Not Waving But Drowning - If It's Too Cute, Set It On Fire (1999)
We’ve covered some dark stuff thus far on the American Metalcore Project. Amid all the eschatology, emotive politics, and heretical philosophy, it’s easy to forget that there are metalcore bands that play music because it’s fun, and that they’re just as deserving of attention as your Bloodlets, Unruhs, and Kiss It Goodbyes. Not Waving But Drowning are a St. Louis band with a single record to their name and an unplaceable appeal that allows them to play large shows around their hometown area to this day, making them something of a “cult” metalcore band, if you will. While they aren’t going to score points for technical skill or win over progressive crowds, for anyone who can appreciate a catchy riff, If It’s Too Cute, Set It On Fire is as riffy and infectious as they come.

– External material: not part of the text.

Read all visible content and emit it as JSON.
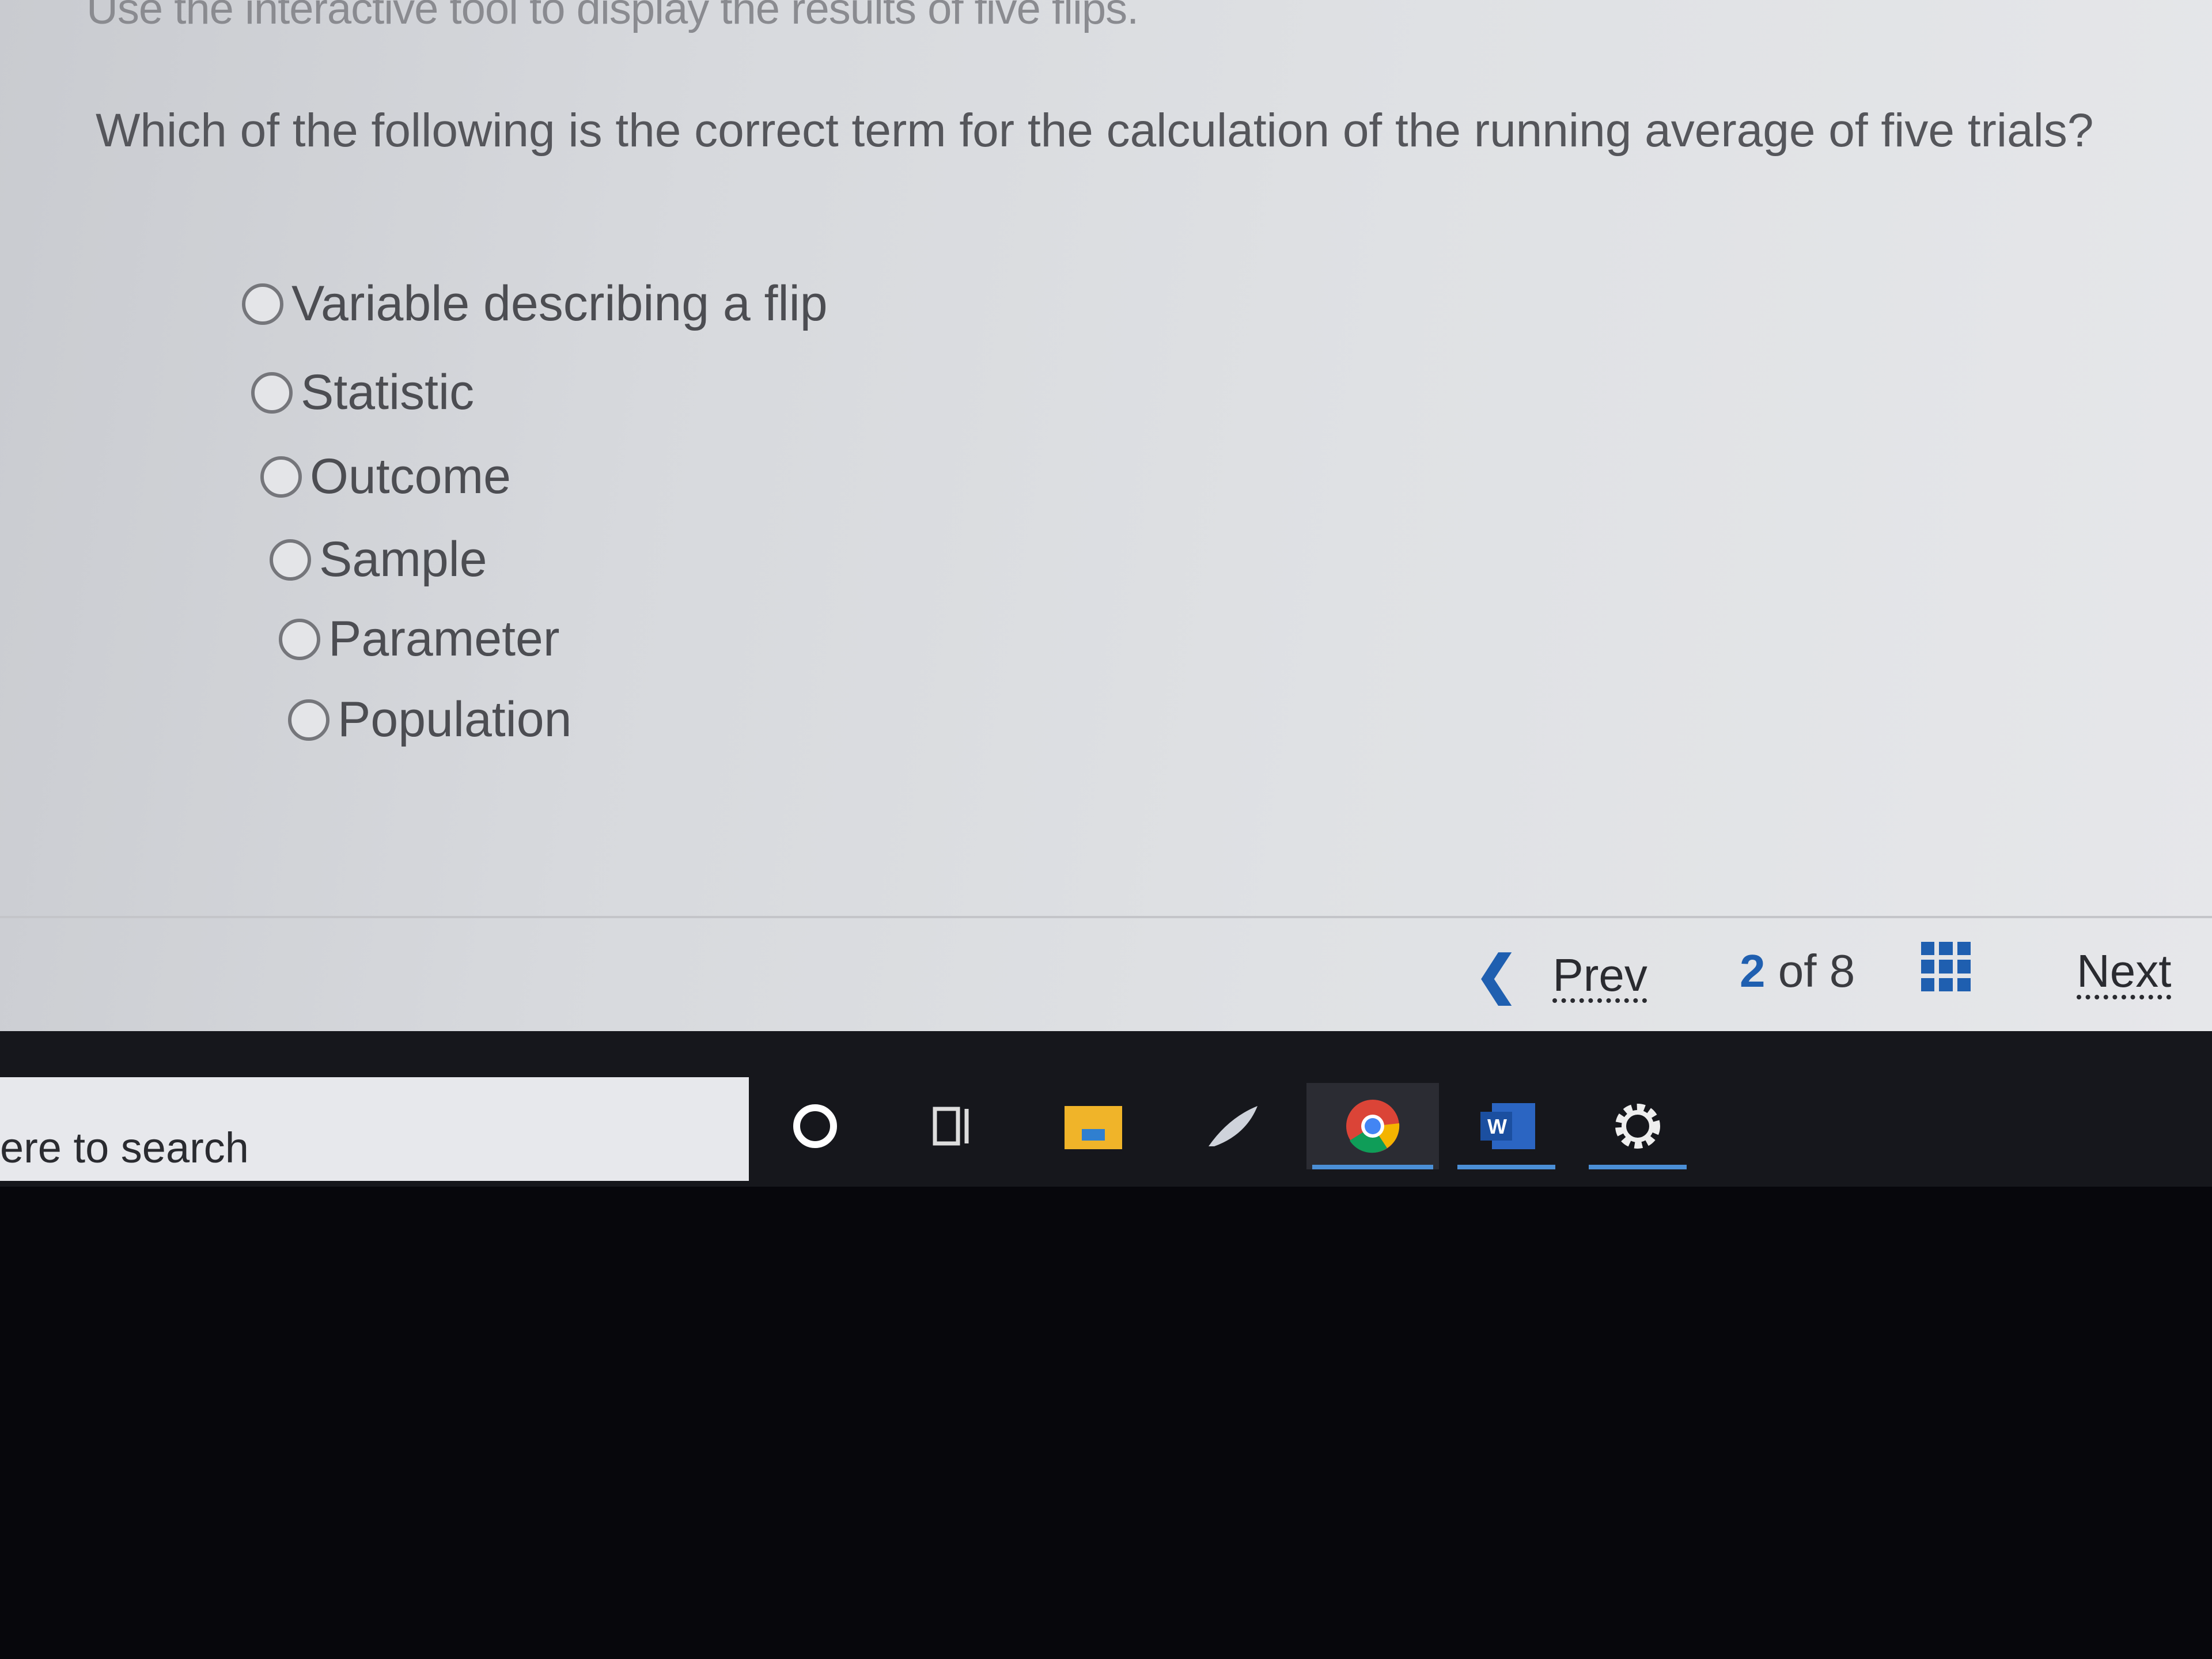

“Somewhere Away” and “Untitled In D” are upbeat slices of punk that start the album on an almost carefree note. It’s hard not to smile when you hear the band chant “1, 2, 3, 4!” on “Somewhere Away,” or when they rip into “Good Intentions” with its faint echoes of pop-punk. The tone on these songs belies the angularity of the rest of the album, our first hint of which is the sudden growling on “Untitled In D,” at odds with the song’s otherwise sunny disposition. “You’re Up Next” takes us into hardcore territory with chunky, triumphant riffing and chin-up lyrics, but it’s “Undercover” that, funnily enough, unmasks the beefy Snapcase riffs that are the band’s true calling. Todd Finoch’s Tommy Rogers-esque screeches (think The Silent Circus, but less strained) are weird, but you acclimate to them as the album hurries along. “Shatterproof” rocks a jaunty, stop-start rhythm that periodically bursts into flurries of shred. “Everything Vs. Nothing” turns some pensively strumming into the album’s heaviest song, after which the party-ready “Covering Ground,” with its slurred vocals and loping riffs, can be jarring. That goes doubly for “Rock Anthem.” “Covering Ground” makes sense on the tracklist as a moment of decompression, but “Rock Anthem” is a full-on joke song, and your enjoyment of it will depend on how onboard you are with Not Waving But Drowning’s sense of humor. Its first two minutes are a chant of “You can’t keep us down! / We’re gonna rock your town!” peppered with cheesy yeah-yeahs, followed by several minutes of listless drumming and ambient guitar. Eventually, they splice in a sample of the audio from The Evil Dead 2’s “Dead by dawn!” scene, and the song culminates in what sounds like a mathcore parody, with squealing guitars and gurgled vocals.
That this is is a one-off album is a mixed prospect all around. On one hand, the music is ripe with potential, and there’s a sense that they could have become a “serious” band and dominated the scene if they chose. On the other, there are so many experimental tangents buried in the writing that one wonders what they might be capable of if they dialed back or ditched the hardcore influence altogether. “Rock Anthem” may be a joke, but if they had gone on to write a tortured grunge record, I doubt they’d had received a lot of pushback - the sleaziness of “Covering Ground” and the upbeat openers shows signs of the sort of musical quirkiness you can mine for a career. It’s these kinds of possibilities that keep their fanbase around, I suppose, not to mention their ability to flat-out crush a riff. Incidentally, they’re also one of the rare American Metalcore Project bands you can still catch live if your timing is right. It’s clear that Not Waving But Drowning genuinely enjoy the music they play, and sometimes, that’s all you really need out of a band. Again: if you can get with the band’s humor and refrain from taking them too seriously, If It’s Too Cute, Set It on Fire is a memorable example of metalcore that doesn’t have to push boundaries to be enjoyed.
- Brian L.